Other advantages of a QOF investing directly in a qualified property include the QOF’s ability to hold up to 10 percent of the QOF’s assets in cash (versus a 5 percent—plus working capital—threshold for qualified businesses) and the absence of a minimum percentage of gross income that the QOF must derive from the qualified property (versus the requirement that a minimum of 50 percent of a qualified business’ gross income be derived from a qualified property).
On the other hand, the advantages of a QOF investing in a qualified business include the absence of a minimum percentage of QOF assets that must be invested in tangible property (versus the minimum 90 percent requirement). Thus, a qualified business can be comprised entirely of intellectual property. For example, a tech startup company located in a qualified opportunity zone could issue qualified opportunity zone stock even if the majority of its assets is comprised of intellectual property. Moreover, to the extent the qualified business owns tangible property only 70 percent of such property need be opportunity zone business properties. This flexibility on asset composition puts the qualified business investment at an advantage in many cases.
How It Works: By the Numbers
As an example, assume an investor invests $1 million of capital gain in a QOF in 2019 (a QOF investment). The deferred gain will be taxed at the earlier of (1) the date on which the taxpayer sells the QOF Investment, or (2) Dec. 31, 2026. The amount taxed will be $1 million, reduced by the investor’s basis in the QOF investment.

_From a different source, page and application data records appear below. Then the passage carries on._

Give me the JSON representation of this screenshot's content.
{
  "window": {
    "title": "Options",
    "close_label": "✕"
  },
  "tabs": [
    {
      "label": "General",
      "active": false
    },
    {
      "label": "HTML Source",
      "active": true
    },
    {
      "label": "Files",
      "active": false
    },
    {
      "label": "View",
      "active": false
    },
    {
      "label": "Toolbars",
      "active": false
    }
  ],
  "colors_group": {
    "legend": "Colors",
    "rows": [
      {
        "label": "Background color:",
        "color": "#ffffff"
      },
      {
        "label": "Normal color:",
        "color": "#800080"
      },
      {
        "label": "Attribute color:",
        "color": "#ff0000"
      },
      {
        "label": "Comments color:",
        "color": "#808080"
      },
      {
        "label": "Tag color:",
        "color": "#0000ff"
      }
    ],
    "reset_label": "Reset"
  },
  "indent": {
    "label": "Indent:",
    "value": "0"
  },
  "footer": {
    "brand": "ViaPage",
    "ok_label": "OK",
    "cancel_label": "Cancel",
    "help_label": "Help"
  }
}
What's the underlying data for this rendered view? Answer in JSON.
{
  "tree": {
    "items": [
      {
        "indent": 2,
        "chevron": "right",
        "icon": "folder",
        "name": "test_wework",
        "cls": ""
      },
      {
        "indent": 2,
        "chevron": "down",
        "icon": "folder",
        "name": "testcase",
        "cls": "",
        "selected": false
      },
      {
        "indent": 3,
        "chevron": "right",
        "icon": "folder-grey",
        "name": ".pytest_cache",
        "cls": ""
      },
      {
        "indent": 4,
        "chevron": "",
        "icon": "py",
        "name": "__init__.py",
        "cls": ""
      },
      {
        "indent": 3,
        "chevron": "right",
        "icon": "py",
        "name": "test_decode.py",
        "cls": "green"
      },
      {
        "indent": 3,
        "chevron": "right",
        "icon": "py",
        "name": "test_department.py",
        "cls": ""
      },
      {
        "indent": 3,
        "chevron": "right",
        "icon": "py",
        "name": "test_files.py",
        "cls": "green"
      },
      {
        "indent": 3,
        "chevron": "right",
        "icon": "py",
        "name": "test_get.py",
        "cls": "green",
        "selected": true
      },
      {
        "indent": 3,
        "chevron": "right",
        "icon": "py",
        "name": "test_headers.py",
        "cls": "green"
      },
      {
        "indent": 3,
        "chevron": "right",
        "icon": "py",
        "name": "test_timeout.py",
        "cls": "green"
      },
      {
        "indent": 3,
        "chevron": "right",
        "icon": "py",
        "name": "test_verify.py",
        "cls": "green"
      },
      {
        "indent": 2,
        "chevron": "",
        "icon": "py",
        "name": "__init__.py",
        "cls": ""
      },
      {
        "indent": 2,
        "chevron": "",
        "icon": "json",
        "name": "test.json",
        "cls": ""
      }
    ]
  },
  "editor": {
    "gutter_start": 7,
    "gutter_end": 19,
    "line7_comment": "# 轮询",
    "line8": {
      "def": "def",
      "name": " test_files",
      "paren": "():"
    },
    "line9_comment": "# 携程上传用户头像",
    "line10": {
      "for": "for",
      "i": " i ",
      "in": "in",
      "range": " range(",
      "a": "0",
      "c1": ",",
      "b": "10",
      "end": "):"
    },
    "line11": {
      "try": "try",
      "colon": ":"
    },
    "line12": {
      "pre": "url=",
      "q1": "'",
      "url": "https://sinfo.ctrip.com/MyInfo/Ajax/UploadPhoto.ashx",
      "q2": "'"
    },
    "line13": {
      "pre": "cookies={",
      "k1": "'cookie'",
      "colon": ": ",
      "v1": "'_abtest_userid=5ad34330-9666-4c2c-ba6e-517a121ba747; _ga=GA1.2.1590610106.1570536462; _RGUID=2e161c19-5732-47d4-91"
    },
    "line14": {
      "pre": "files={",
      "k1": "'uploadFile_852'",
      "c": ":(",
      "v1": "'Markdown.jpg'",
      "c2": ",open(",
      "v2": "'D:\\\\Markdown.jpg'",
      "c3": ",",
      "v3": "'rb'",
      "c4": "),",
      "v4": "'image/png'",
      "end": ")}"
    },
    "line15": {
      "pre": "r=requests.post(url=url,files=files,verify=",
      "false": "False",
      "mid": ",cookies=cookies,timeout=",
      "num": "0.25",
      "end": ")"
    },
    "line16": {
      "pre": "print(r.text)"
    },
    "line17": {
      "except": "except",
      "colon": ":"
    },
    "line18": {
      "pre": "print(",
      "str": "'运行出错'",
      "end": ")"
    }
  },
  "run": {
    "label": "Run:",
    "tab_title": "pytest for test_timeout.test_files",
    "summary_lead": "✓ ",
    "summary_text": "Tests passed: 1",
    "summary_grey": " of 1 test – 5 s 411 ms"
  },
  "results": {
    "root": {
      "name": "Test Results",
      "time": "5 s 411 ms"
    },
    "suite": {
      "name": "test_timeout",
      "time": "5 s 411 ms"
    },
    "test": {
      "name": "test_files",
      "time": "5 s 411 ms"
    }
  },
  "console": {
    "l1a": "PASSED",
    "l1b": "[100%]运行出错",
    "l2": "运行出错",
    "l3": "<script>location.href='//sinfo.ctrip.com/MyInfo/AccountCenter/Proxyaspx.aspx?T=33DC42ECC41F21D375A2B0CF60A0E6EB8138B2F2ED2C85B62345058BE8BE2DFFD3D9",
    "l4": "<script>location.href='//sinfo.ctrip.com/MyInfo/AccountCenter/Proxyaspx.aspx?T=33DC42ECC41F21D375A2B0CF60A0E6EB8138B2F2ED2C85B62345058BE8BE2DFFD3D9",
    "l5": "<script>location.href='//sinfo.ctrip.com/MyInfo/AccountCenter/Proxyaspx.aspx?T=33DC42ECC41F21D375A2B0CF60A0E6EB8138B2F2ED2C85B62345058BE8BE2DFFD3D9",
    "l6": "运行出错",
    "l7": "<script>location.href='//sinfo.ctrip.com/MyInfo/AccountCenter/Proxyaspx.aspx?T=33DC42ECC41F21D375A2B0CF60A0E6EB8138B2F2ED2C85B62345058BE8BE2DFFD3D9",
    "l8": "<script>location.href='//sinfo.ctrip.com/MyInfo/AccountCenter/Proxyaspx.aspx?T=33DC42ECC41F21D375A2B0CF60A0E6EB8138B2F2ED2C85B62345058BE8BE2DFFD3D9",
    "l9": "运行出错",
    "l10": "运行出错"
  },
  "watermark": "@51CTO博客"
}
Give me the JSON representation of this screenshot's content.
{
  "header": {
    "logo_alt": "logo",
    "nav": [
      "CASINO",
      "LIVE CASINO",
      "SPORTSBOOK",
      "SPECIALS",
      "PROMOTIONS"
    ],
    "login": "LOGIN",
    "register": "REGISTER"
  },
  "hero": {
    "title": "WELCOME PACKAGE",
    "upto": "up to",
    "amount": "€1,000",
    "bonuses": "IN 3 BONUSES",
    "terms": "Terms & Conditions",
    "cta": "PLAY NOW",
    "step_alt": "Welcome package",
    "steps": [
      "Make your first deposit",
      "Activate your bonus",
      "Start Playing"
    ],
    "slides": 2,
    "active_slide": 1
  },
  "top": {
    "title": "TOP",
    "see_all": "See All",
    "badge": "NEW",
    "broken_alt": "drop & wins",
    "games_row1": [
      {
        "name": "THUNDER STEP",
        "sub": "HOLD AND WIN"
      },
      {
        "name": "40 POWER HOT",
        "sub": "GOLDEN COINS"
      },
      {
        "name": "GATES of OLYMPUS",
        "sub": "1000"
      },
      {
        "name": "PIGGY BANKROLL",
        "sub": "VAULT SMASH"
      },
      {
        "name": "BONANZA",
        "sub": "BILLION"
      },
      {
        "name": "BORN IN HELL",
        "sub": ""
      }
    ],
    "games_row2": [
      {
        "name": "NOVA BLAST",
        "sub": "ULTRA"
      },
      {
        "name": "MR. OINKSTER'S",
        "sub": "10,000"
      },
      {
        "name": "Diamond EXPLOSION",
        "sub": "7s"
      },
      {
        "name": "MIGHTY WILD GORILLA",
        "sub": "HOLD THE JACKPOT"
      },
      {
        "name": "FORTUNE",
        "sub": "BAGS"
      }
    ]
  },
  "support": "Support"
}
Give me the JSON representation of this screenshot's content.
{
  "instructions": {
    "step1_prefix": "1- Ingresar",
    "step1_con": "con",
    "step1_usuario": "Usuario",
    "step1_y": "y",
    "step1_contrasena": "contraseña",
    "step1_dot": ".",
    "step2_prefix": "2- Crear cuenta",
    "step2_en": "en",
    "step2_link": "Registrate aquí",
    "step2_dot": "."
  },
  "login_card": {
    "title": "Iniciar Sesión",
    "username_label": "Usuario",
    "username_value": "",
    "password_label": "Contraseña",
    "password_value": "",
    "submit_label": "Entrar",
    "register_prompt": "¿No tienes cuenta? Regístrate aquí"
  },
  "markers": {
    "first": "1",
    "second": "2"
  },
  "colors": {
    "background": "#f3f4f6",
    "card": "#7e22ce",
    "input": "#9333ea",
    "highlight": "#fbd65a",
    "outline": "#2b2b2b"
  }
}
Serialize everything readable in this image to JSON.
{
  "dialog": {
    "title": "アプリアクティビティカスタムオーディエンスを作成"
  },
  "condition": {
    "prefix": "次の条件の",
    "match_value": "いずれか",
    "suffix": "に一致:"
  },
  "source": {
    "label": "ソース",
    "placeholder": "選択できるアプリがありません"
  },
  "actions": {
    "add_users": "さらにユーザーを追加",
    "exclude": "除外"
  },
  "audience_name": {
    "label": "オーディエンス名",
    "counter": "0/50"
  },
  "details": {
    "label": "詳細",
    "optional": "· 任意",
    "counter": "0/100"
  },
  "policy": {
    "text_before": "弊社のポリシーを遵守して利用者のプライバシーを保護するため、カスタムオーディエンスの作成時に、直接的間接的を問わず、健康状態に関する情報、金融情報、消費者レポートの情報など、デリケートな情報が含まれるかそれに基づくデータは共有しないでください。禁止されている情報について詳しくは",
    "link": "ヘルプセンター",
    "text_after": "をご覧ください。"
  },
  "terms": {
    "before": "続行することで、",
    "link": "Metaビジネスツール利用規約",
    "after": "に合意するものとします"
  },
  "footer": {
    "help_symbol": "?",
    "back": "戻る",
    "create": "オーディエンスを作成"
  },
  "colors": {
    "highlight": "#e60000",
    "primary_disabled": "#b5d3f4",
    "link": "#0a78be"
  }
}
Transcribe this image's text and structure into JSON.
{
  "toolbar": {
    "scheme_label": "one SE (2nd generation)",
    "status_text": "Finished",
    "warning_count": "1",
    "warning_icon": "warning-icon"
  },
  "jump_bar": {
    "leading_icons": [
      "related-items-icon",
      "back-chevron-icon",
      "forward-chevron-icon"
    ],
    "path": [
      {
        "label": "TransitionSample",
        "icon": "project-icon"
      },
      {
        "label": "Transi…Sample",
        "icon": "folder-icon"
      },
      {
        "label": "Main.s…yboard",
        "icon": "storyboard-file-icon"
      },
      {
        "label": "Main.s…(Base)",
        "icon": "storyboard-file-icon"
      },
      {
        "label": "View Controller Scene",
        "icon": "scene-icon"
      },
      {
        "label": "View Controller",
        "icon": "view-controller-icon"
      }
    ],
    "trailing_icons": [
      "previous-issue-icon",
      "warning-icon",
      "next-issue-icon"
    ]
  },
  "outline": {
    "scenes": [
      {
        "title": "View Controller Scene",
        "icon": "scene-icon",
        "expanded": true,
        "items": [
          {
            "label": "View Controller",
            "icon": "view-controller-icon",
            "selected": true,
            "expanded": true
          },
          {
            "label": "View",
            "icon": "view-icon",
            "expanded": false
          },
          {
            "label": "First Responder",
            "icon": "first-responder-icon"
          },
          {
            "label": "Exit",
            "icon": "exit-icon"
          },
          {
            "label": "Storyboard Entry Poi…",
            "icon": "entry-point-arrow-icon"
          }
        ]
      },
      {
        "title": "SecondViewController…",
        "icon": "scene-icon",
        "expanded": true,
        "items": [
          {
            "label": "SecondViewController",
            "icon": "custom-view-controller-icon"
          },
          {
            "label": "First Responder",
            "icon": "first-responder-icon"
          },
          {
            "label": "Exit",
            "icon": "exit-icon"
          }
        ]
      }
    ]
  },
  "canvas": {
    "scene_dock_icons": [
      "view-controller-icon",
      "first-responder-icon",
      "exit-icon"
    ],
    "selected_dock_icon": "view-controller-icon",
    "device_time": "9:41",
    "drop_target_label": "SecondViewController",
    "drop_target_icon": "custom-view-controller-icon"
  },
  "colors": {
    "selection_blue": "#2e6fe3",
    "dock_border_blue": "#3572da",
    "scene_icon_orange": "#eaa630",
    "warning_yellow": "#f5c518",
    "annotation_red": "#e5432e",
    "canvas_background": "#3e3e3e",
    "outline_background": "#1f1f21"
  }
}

If on the date that the QOF investment is sold the QOF investment is worth less than $1 million, then the QOF investment is taxed at its fair market value on the date on which it is sold, reduced by the investor’s basis in the QOF investment.
The investor’s basis in the QOF investment is initially zero, but if the investor holds the QOF investment for at least five years (e.g., until 2024), the investor’s basis in the QOF investment becomes $100,000 (10 percent of $1 million); if the investor holds the QOF investment for at least seven years (e.g., until 2026), the investor’s basis in the QOF investment becomes $150,000 (15 percent of $1 million). After the $1 million is taxed, the taxpayer’s new basis in the QOF investment becomes $1 million.
Therefore, if the investor holds the QOF investment for nine years (e.g., until 2028), the amount taxed will be any appreciation in the investment over the $1 million of new basis. However, if the investor holds the QOF investment for at least 10 years (e.g., until 2029), the investor’s basis in the QOF investment is increased to the fair market value of the QSF Investment on the date on which it is sold, resulting in none of the investment appreciation being taxed (i.e. any increase in the investment over $1 million is never taxed).
The opportunity zone provisions provide rare tax benefits for many investors that are likely to spur increased investment in low-income areas. As a result, commercial mortgages lenders may find themselves being asked to make more mortgage loans on real property located in such areas, and, therefore, should be familiar with the opportunity zone provisions and related regulations.
Jeffrey B. Steiner and Dino Fazlibegu are partners at McDermott Will & Emery. David Danesh, an associate at the firm, assisted in the preparation of this article.